** Opening DATA FOR THIS TASK block **

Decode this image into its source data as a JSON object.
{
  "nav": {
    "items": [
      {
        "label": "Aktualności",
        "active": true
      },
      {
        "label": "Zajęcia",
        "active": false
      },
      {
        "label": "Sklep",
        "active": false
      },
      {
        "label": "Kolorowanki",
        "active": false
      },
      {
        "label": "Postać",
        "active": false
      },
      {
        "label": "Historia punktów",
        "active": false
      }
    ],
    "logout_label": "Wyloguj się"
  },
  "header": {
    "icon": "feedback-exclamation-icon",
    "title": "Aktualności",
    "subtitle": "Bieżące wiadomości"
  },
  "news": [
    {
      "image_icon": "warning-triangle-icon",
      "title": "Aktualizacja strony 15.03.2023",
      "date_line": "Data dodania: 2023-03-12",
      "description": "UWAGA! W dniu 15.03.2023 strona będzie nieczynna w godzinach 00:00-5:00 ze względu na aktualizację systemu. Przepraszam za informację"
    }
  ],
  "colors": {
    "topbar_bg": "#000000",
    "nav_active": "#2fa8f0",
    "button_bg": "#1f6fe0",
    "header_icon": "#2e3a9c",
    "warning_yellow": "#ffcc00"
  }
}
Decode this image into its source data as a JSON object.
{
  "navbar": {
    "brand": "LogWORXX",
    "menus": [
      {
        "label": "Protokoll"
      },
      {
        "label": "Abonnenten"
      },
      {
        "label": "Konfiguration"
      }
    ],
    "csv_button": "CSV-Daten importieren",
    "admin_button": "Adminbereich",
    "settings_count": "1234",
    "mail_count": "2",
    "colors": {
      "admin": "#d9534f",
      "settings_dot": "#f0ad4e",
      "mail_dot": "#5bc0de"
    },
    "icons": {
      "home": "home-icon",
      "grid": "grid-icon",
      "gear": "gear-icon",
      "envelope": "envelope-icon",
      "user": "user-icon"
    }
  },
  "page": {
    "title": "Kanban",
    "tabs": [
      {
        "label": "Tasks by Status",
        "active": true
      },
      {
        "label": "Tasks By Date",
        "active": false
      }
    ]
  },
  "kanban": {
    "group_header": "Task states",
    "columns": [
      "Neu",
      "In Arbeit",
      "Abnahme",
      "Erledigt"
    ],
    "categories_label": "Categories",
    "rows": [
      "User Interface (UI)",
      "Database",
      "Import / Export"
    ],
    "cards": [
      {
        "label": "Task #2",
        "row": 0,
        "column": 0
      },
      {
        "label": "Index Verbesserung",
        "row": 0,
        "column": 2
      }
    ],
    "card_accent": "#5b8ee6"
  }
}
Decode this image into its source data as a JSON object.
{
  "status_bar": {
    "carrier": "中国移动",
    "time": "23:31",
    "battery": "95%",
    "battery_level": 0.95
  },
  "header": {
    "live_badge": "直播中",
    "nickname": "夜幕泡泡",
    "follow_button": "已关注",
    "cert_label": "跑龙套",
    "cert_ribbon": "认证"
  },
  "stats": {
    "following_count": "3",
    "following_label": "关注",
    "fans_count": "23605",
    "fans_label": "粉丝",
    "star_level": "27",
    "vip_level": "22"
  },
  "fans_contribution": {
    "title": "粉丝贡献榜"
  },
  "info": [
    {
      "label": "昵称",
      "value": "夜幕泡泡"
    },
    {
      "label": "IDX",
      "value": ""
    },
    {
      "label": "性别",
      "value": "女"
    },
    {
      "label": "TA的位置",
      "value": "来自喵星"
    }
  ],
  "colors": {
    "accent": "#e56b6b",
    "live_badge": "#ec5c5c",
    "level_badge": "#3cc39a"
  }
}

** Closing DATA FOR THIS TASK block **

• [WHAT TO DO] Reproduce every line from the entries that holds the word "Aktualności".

• [TASK SOLUTION]
        "label": "Aktualności",
    "title": "Aktualności",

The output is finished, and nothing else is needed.